### TASK DETAILS
Line count for "application": report how many lines in this material hold that string, with the number alone as the answer.

### INFORMATION

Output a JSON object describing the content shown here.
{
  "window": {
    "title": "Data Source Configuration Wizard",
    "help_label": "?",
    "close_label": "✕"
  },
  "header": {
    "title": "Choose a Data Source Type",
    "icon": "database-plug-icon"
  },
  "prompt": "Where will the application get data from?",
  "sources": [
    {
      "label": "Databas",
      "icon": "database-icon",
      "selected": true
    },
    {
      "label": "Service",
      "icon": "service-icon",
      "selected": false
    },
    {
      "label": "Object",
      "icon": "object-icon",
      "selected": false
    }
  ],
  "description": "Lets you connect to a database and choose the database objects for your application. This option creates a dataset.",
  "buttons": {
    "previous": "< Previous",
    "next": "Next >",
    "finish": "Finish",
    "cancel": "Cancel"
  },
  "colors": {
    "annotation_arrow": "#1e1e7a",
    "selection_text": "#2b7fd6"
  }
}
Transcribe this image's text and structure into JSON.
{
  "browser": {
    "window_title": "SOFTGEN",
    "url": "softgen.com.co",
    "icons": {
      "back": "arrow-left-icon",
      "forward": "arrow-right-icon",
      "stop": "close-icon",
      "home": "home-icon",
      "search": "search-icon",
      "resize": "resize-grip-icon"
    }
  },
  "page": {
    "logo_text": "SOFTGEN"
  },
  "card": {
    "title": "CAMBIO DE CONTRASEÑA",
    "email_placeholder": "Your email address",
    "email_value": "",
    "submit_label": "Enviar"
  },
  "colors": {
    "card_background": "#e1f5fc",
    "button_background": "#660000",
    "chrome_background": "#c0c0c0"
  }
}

### ANSWER TO THIS PROBLEM
2